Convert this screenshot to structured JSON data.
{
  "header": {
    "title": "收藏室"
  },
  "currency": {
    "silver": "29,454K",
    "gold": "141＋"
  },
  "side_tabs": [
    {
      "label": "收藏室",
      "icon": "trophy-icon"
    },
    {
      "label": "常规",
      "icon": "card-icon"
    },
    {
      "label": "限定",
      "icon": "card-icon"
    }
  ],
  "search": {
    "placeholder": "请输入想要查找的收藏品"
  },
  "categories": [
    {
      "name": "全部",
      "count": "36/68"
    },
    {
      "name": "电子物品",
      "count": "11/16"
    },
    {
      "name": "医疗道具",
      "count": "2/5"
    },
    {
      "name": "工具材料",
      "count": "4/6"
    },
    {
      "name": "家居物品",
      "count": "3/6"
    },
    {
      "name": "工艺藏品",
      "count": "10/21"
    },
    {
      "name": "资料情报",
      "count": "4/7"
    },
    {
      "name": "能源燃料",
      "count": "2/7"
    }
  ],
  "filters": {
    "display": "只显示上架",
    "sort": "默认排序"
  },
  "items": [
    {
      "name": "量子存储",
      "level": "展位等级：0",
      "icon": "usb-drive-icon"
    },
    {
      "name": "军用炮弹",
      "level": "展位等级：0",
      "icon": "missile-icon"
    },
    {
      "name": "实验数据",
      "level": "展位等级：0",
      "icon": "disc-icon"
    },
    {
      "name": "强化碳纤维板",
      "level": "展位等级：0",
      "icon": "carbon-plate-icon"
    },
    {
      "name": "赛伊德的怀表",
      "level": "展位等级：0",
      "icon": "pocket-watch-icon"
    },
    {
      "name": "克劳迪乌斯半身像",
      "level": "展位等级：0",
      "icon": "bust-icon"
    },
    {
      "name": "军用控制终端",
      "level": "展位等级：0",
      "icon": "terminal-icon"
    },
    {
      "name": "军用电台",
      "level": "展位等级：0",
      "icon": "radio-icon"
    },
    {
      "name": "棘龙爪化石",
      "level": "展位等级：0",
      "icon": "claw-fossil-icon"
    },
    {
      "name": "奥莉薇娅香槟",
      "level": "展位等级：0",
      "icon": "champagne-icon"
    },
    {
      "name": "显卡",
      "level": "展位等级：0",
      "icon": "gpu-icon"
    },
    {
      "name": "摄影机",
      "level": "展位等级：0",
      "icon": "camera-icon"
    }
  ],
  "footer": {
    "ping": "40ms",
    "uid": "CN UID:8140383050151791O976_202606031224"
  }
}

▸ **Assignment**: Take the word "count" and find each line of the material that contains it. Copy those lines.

▸ **Solution for this problem**:
      "count": "36/68"
      "count": "11/16"
      "count": "2/5"
      "count": "4/6"
      "count": "3/6"
      "count": "10/21"
      "count": "4/7"
      "count": "2/7"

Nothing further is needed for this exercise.